I am not sure what to expect. I am hopeful that all will go well and that we will like the team, but I must admit that it feels difficult to contemplate trusting another team. We have so much respect for our doctor in Ontario. It does help that the US doc and our doc know each other. My fear is that I will be treated like a number. For example, the whole question of taking lu.pron or another suppressor comes up in my head a lot. You will remember that I successfull argued against taking supre.fact during our first DE IVF cycle. I am concerned that taking a suppressor introduces too much noise in the equation for absolutely no benefit. There is nothing to suppress in my reproductive system. My pituitary gland is not sending down any LH or FSH. My ovaries most often cannot be visulazed on ultrasound. The doctor asked if my FSH was high, which is what any educated person would assume when seeing the diagnosis of premature ovarian failure. But I find that a poor diagnostic approximation for my condition. I have never ovulated. I will never ovulate. My body has never made gonadotropins. I know that's an abheration, but it's the hand I was delt. So when the doc insists on me having to take Lu.pron, not knowing how my body will respond to something it absolutely doesn't require for the procedure to be successful, I think I will have to put up a stink.

It's one thing to put up a stink with people you know, people who have treated you for years, people who already believe you are an educated and competent person.
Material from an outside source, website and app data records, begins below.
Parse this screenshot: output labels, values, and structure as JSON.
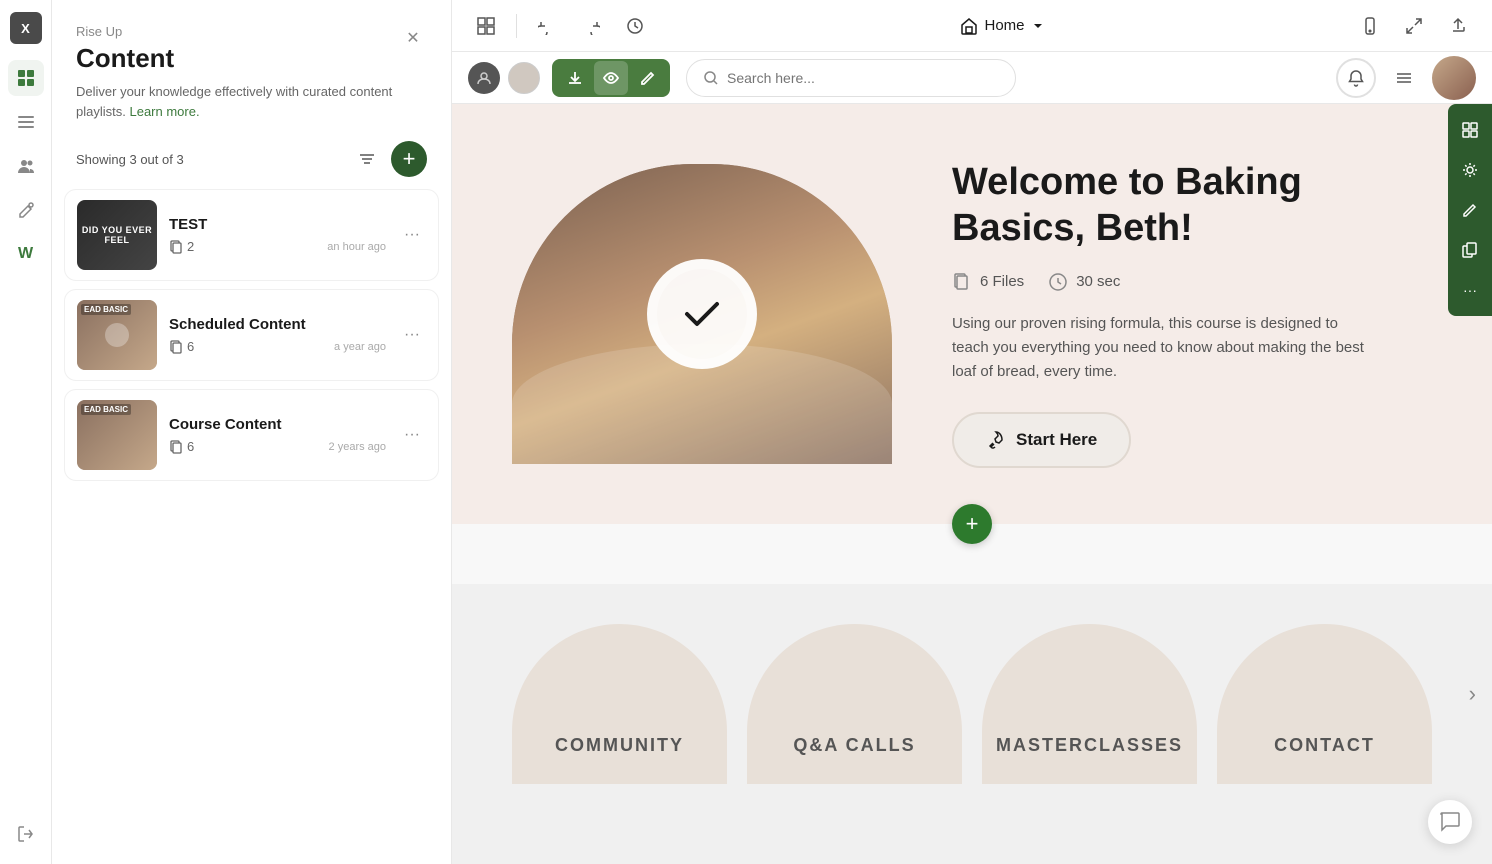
{
  "app": {
    "name": "Rise Up",
    "logo": "X"
  },
  "panel": {
    "title": "Content",
    "description": "Deliver your knowledge effectively with curated content playlists.",
    "learn_more": "Learn more.",
    "showing": "Showing 3 out of 3"
  },
  "content_items": [
    {
      "name": "TEST",
      "thumb_label": "DID YOU EVER FEEL",
      "files": 2,
      "time": "an hour ago",
      "thumb_type": "test"
    },
    {
      "name": "Scheduled Content",
      "thumb_label": "EAD BASIC",
      "files": 6,
      "time": "a year ago",
      "thumb_type": "bread"
    },
    {
      "name": "Course Content",
      "thumb_label": "EAD BASIC",
      "files": 6,
      "time": "2 years ago",
      "thumb_type": "bread"
    }
  ],
  "toolbar": {
    "home_label": "Home",
    "undo_icon": "↩",
    "redo_icon": "↪",
    "history_icon": "🕐",
    "layout_icon": "⊞",
    "arrow_down_icon": "↓",
    "eye_icon": "👁",
    "edit_icon": "✎",
    "mobile_icon": "📱",
    "expand_icon": "↗",
    "share_icon": "⬆"
  },
  "search": {
    "placeholder": "Search here..."
  },
  "hero": {
    "title": "Welcome to Baking Basics, Beth!",
    "files_count": "6 Files",
    "duration": "30 sec",
    "description": "Using our proven rising formula, this course is designed to teach you everything you need to know about making the best loaf of bread, every time.",
    "start_btn": "Start Here"
  },
  "nav_cards": [
    {
      "label": "COMMUNITY"
    },
    {
      "label": "Q&A CALLS"
    },
    {
      "label": "MASTERCLASSES"
    },
    {
      "label": "CONTACT"
    }
  ],
  "action_bar": {
    "download_icon": "↓",
    "eye_icon": "◉",
    "edit_icon": "✏"
  },
  "right_toolbar": {
    "icons": [
      "⊞",
      "⚙",
      "✏",
      "⧉",
      "···"
    ]
  },
  "colors": {
    "green_dark": "#2d5a2d",
    "green_action": "#4a7c3f",
    "hero_bg": "#f5ece8",
    "card_bg": "#e8e0d8"
  }
}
It's another thing to put up a stink with people who don't know you and might think you're a little bit spun. (which I am, really).

Anyway, I just broke my own rule by writing a blog post at work. But truth be told, I am underwhelmed at my new job and I don't have enough to do. So I feel justified.

How did it feel for you when you changed doctors and medical teams along your IF journey? Do you have any advice you think is important for me to know?

Wednesday, December 7, 2011

the due date

According to one IVF site, my due date was December 6. According to the nurse in our program, it was December 8. Sandwiched in between, I thought I'd submit a post to register the nonevent. A miscarriage. Months that have gone by where I imagined myself at different stages of pregnancy. And now the week, the day(s) where briefly, it was expected that we would welcome a baby into the world.

I visited my beloved therapist today. I talked about a lot of crap, but each time he brought me back to what this is: the due date. I want to avoid it, I said. We all want to get away from our pain, don't we, but you told me when we booked the appointment that it was the day before the due date. You wanted me to remember. 

Yes, beloved therapist. Yes. Remind me. Don't let me run from my pain, from my own experience. It's not much, but it's all mine.

Yes, beloved therapist. I wanted you to hold it for me. It's so hard to hold it by myself.

I feel like I said goodbye to owlet in June. In a way, I do not picture owlet having lived. He didn't. It was final. Unequivocal. I feel like this grim anniversary is not just for the little life that could have been but wasn't. It's also a marker of our failure to become parents.

I feel sad about not being able to honour Sattva's gift. I know it's nothing I did or didn't do. I just wish it could have worked.

I won't stay in this grief forever. We are moving on to the next steps. But I know that I need to pause now and mark this due date before I move on with our story.